David Lee Roth, Visionary Businessman
The on-again, off-again Van Halen chief’s impressive trick
Scroll favorite David Lee Roth, to whom we paid tribute here, and Van Halen were famous for their stories of excess while the rock band was on tour in the 1980s. One infamous proviso of their 1982 tour rider stipulated that each venue must have a massive amount of M&M’s candy at the ready for the band backstage, specifying that no brown M&M’s were to be tolerated whatsoever.
If the concert promoter didn’t follow through with the demand, the promoter would forfeit his fee for the event, needless to say, a significant amount of scrilla. In a series of interviews released last year, David Lee Roth explained (at some length) that the M&M demand wasn’t just about the candy.
“Van Halen was the first to take 850 par lamp lights — huge lights — around the country,” explained singer David Lee Roth. “At the time, it was the biggest production ever.” Many venues weren’t ready for this. Worse, they didn’t read the contract explaining how to manage it. The band’s trucks would roll up to the concert site, and the delays, mistakes and costs would begin piling up.
So Van Halen established the M&M test. “If I came backstage and I saw brown M&M’s on the catering table, it guaranteed the promoter had not read the contract rider, and we had to do a serious line check,” Roth explained.
If you’re wondering how this legend has any modern relevance, Ezra Klein writes about how Van Halen’s little slice of business acumen (disguised as eccentric and unreasonable neediness) has a policy analogue in the Affordable Care Act (otherwise known as Obamacare). It’s a smart piece, not only because it makes proper use of this little bit of Van Halen trivia.
Daily rate: $2
Monthly rate: $18
Yearly rate: $180
WAIT, WHY DO I HAVE TO PAY TO COMMENT?
Tablet is committed to bringing you the best, smartest, most enlightening and entertaining reporting and writing on Jewish life, all free of charge. We take pride in our community of readers, and are thrilled that you choose to engage with us in a way that is both thoughtful and thought-provoking. But the Internet, for all of its wonders, poses challenges to civilized and constructive discussion, allowing vocal—and, often, anonymous—minorities to drag it down with invective (and worse). Starting today, then, we are asking people who'd like to post comments on the site to pay a nominal fee—less a paywall than a gesture of your own commitment to the cause of great conversation. All proceeds go to helping us bring you the ambitious journalism that brought you here in the first place.
I NEED TO BE HEARD! BUT I DONT WANT TO PAY.
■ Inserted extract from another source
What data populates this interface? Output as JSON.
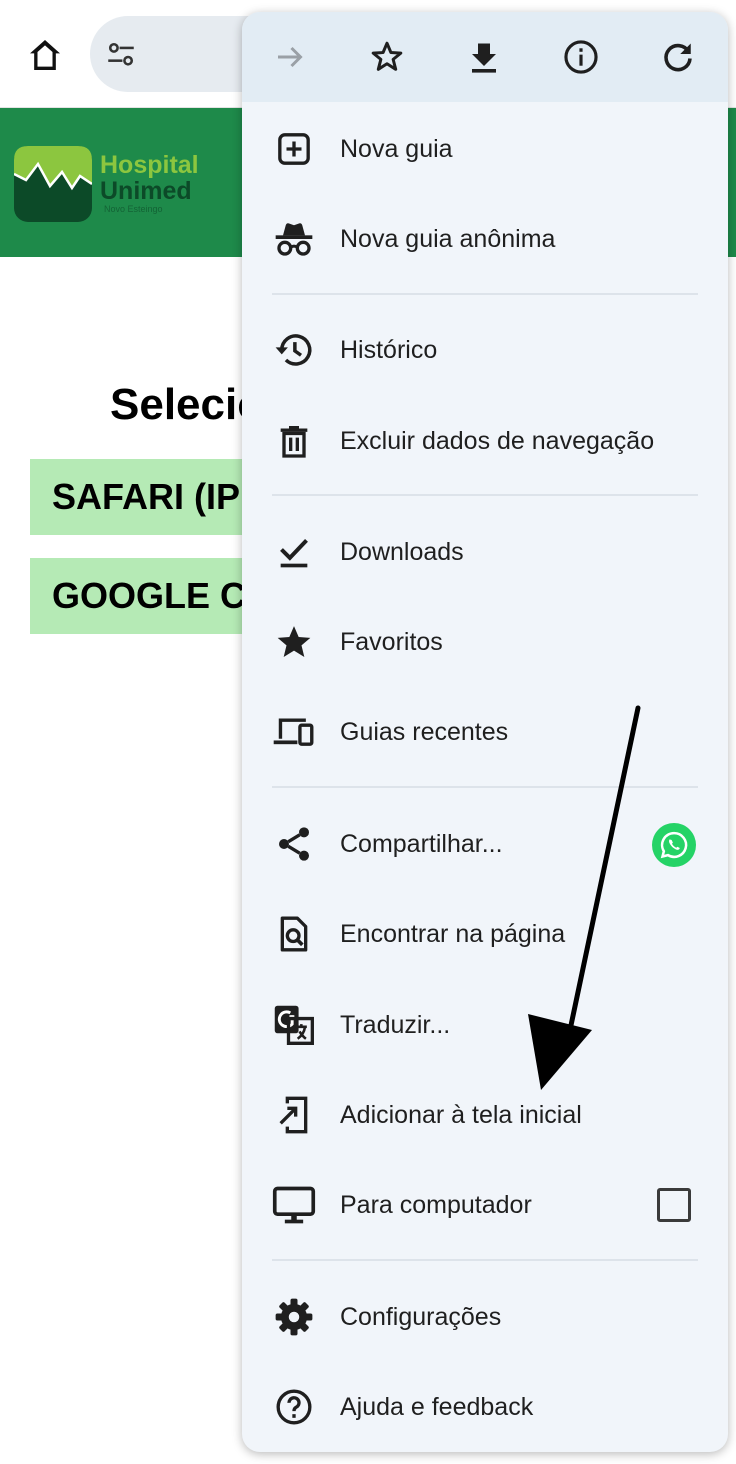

Readers can still interact with us free of charge via Facebook, Twitter, and our other social media channels, or write to us at email@example.com. Each week, we’ll select the best letters and publish them in a new letters to the editor feature on the Scroll.
We hope this new largely symbolic measure will help us create a more pleasant and cultivated environment for all of our readers, and, as always, we thank you deeply for your support.